One part that makes Glassdoor a reliable resource for job seekers learning more about particular companies is the authenticity of the reviews and ratings. Once a review of a company is posted (whether from a current or former employee), the company cannot delete or edit the review. This can increase trust from review readers that what they are reading is not just the sunshine and rainbows image of the company.
For companies that are worried about being vulnerable to negative reviews, companies are allowed to respond to reviews. And this is a great tactic for businesses managing their Glassdoor profiles because 62% of Glassdoor users agree their perception of a company improves after seeing an employer respond to a review (Glassdoor U.S. Site Survey).
In an analysis of 800+ small to medium sized businesses and their digital footprint that Blue Corona conducted, 61% of the reviews for those companies on Glassdoor were between a 3 to 4 out of 5 (18% of the reviews were above a 4-star rating!). Instead of a paralysis of fear of bad reviews from scorned formed employees, business owners should own the process and work on building the number of reviews—understanding that there’s probably going to be a typical bell curve of ratings (in other words, you can’t win them all, but just because you try to play the game doesn’t mean you’re automatically going to lose).
Featured: Blue Corona CEO Discusses Being Vulnerable with Glassdoor on Forbes.com
Last year, our CEO and president, Ben Landers, was featured on Forbes.com about the importance of Glassdoor for companies as an ongoing tactic to collect candid feedback and make improvements to their businesses (both in terms of recruiting top talent and winning new business). You can read the article, Why You Need to Be on Glassdoor, Even When It Hurts, on Forbes.com here »

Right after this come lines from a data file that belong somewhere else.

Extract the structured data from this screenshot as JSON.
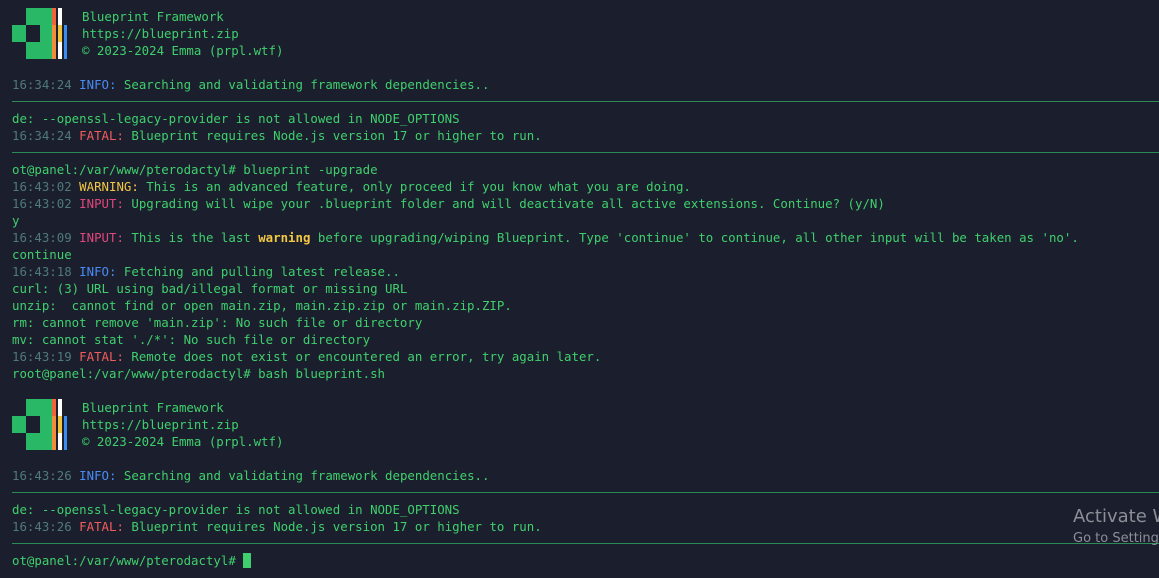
{
  "banner": {
    "name": "Blueprint Framework",
    "url": "https://blueprint.zip",
    "copyright": "© 2023-2024 Emma (prpl.wtf)"
  },
  "colors": {
    "background": "#1b1e2c",
    "text": "#3fd06d",
    "timestamp": "#4f7a78",
    "info": "#4a8cf6",
    "fatal": "#f25c5c",
    "warning": "#f2c744",
    "input": "#e0477d"
  },
  "block1": {
    "info_ts": "16:34:24",
    "info_label": "INFO:",
    "info_msg": " Searching and validating framework dependencies..",
    "node_error": "de: --openssl-legacy-provider is not allowed in NODE_OPTIONS",
    "fatal_ts": "16:34:24",
    "fatal_label": "FATAL:",
    "fatal_msg": " Blueprint requires Node.js version 17 or higher to run."
  },
  "session": {
    "prompt_cmd": "ot@panel:/var/www/pterodactyl# blueprint -upgrade",
    "warning_ts": "16:43:02",
    "warning_label": "WARNING:",
    "warning_msg": " This is an advanced feature, only proceed if you know what you are doing.",
    "input1_ts": "16:43:02",
    "input1_label": "INPUT:",
    "input1_msg": " Upgrading will wipe your .blueprint folder and will deactivate all active extensions. Continue? (y/N)",
    "answer1": "y",
    "input2_ts": "16:43:09",
    "input2_label": "INPUT:",
    "input2_msg_a": " This is the last ",
    "input2_warn": "warning",
    "input2_msg_b": " before upgrading/wiping Blueprint. Type 'continue' to continue, all other input will be taken as 'no'.",
    "answer2": "continue",
    "info_ts": "16:43:18",
    "info_label": "INFO:",
    "info_msg": " Fetching and pulling latest release..",
    "curl_err": "curl: (3) URL using bad/illegal format or missing URL",
    "unzip_err": "unzip:  cannot find or open main.zip, main.zip.zip or main.zip.ZIP.",
    "rm_err": "rm: cannot remove 'main.zip': No such file or directory",
    "mv_err": "mv: cannot stat './*': No such file or directory",
    "fatal_ts": "16:43:19",
    "fatal_label": "FATAL:",
    "fatal_msg": " Remote does not exist or encountered an error, try again later.",
    "prompt2_cmd": "root@panel:/var/www/pterodactyl# bash blueprint.sh"
  },
  "block2": {
    "info_ts": "16:43:26",
    "info_label": "INFO:",
    "info_msg": " Searching and validating framework dependencies..",
    "node_error": "de: --openssl-legacy-provider is not allowed in NODE_OPTIONS",
    "fatal_ts": "16:43:26",
    "fatal_label": "FATAL:",
    "fatal_msg": " Blueprint requires Node.js version 17 or higher to run."
  },
  "final_prompt": "ot@panel:/var/www/pterodactyl# ",
  "watermark": {
    "title": "Activate Wi",
    "subtitle": "Go to Setting"
  }
}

Want Help with Glassdoor for Your Company?
About The Author: Hannah is the Organic Team Lead at Blue Corona. If she's not busy daydreaming about the training session for her team, you can find her improving client conversion rates and planning her next trip.
View more blogs by Hannah Nelson
The information on this website is for informational purposes only; it is deemed accurate but not guaranteed. It does not constitute professional advice. All information is subject to change at any time without notice. Contact us for complete details.